### [Work task]
Retrieve every line of the data holding the word "filter".

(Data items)
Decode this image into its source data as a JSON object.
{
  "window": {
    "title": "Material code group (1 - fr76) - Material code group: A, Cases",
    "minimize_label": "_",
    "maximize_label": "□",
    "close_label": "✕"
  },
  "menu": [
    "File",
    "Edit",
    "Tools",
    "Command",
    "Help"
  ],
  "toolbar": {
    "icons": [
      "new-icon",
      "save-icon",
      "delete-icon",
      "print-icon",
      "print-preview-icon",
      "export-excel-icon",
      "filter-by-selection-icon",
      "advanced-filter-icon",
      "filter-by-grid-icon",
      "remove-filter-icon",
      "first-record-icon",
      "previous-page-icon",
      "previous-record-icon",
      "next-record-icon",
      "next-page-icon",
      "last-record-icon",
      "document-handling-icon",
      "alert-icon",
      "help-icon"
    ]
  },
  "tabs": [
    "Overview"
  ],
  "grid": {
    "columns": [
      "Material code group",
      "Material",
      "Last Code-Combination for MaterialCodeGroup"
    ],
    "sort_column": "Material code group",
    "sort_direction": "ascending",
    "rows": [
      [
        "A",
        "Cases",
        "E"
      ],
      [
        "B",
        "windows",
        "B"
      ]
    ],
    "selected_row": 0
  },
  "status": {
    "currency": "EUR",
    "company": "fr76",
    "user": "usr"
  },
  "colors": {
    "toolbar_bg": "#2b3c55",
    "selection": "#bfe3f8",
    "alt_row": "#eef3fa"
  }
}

### [Finished exercise]
      "filter-by-selection-icon",
      "advanced-filter-icon",
      "filter-by-grid-icon",
      "remove-filter-icon",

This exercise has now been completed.